DATA PROVIDED:

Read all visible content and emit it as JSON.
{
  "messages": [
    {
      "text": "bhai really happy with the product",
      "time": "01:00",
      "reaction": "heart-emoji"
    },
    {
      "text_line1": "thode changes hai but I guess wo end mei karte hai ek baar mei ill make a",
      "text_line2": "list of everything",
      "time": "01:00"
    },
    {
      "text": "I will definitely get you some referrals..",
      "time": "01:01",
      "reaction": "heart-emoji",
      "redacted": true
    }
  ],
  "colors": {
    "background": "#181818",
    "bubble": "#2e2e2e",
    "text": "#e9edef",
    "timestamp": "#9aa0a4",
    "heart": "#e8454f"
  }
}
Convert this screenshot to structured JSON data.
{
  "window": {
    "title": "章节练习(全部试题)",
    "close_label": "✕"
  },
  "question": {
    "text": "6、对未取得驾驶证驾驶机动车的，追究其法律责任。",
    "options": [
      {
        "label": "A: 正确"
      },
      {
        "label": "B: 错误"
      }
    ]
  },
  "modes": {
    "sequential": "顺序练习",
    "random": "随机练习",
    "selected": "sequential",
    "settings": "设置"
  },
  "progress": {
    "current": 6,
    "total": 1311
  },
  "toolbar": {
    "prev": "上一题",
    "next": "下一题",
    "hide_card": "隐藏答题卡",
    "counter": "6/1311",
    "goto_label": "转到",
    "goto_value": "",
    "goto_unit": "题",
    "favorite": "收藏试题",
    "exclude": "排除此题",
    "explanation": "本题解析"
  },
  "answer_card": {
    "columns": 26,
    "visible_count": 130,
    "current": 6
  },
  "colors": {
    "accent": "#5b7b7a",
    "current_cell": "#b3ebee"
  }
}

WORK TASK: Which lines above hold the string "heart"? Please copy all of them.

EXERCISE RESPONSE:
      "reaction": "heart-emoji"
      "reaction": "heart-emoji",
    "heart": "#e8454f"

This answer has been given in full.